• What to work on:
Tally the lines of the data that include the word "Носки" and state the total, nothing else.

■ ■ ■ ■ ■

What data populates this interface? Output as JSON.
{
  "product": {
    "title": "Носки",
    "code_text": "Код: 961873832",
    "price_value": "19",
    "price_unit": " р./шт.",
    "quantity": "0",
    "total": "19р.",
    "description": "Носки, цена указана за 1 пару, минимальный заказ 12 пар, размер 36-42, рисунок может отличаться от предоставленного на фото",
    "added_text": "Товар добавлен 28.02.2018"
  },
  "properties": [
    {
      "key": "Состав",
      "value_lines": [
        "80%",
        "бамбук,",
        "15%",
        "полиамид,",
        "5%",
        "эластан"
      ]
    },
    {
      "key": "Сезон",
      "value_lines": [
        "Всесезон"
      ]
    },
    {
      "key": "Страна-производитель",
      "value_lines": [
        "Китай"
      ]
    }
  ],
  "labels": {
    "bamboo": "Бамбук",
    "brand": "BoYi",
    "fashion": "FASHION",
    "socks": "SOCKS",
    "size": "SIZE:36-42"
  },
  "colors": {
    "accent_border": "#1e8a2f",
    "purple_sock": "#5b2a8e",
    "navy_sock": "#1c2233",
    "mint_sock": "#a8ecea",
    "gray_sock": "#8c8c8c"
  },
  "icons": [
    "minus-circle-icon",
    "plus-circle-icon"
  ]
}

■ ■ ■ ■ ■

• Output:
2